Output all records verbatim.

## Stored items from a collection
******

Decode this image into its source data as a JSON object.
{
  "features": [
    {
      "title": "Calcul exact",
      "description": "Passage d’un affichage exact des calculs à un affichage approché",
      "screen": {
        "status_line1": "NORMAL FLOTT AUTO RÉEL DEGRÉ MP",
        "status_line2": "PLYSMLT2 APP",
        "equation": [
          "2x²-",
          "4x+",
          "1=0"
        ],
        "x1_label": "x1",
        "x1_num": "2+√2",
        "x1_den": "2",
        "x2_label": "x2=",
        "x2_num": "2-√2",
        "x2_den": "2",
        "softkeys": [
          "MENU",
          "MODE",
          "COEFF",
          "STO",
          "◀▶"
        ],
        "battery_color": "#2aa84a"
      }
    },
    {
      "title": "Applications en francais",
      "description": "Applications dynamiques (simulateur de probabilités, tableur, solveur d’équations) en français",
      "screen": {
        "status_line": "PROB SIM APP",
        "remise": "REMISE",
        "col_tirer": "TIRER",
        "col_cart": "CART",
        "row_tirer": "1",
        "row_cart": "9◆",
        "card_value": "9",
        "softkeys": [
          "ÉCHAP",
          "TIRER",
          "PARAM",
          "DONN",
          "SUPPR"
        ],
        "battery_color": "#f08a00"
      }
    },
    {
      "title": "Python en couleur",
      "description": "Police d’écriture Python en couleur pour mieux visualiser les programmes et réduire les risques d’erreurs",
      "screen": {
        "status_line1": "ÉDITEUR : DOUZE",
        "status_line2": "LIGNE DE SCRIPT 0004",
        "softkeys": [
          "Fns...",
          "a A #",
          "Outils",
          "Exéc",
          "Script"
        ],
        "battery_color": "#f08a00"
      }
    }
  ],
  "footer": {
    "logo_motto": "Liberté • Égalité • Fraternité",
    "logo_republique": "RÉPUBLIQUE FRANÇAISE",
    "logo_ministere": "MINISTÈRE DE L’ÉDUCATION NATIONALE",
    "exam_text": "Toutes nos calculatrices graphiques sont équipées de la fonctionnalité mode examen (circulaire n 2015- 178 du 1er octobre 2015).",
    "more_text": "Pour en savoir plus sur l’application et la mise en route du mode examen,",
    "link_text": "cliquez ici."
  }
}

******

## Task response
Decode this image into its source data as a JSON object.
{
  "features": [
    {
      "title": "Calcul exact",
      "description": "Passage d’un affichage exact des calculs à un affichage approché",
      "screen": {
        "status_line1": "NORMAL FLOTT AUTO RÉEL DEGRÉ MP",
        "status_line2": "PLYSMLT2 APP",
        "equation": [
          "2x²-",
          "4x+",
          "1=0"
        ],
        "x1_label": "x1",
        "x1_num": "2+√2",
        "x1_den": "2",
        "x2_label": "x2=",
        "x2_num": "2-√2",
        "x2_den": "2",
        "softkeys": [
          "MENU",
          "MODE",
          "COEFF",
          "STO",
          "◀▶"
        ],
        "battery_color": "#2aa84a"
      }
    },
    {
      "title": "Applications en francais",
      "description": "Applications dynamiques (simulateur de probabilités, tableur, solveur d’équations) en français",
      "screen": {
        "status_line": "PROB SIM APP",
        "remise": "REMISE",
        "col_tirer": "TIRER",
        "col_cart": "CART",
        "row_tirer": "1",
        "row_cart": "9◆",
        "card_value": "9",
        "softkeys": [
          "ÉCHAP",
          "TIRER",
          "PARAM",
          "DONN",
          "SUPPR"
        ],
        "battery_color": "#f08a00"
      }
    },
    {
      "title": "Python en couleur",
      "description": "Police d’écriture Python en couleur pour mieux visualiser les programmes et réduire les risques d’erreurs",
      "screen": {
        "status_line1": "ÉDITEUR : DOUZE",
        "status_line2": "LIGNE DE SCRIPT 0004",
        "softkeys": [
          "Fns...",
          "a A #",
          "Outils",
          "Exéc",
          "Script"
        ],
        "battery_color": "#f08a00"
      }
    }
  ],
  "footer": {
    "logo_motto": "Liberté • Égalité • Fraternité",
    "logo_republique": "RÉPUBLIQUE FRANÇAISE",
    "logo_ministere": "MINISTÈRE DE L’ÉDUCATION NATIONALE",
    "exam_text": "Toutes nos calculatrices graphiques sont équipées de la fonctionnalité mode examen (circulaire n 2015- 178 du 1er octobre 2015).",
    "more_text": "Pour en savoir plus sur l’application et la mise en route du mode examen,",
    "link_text": "cliquez ici."
  }
}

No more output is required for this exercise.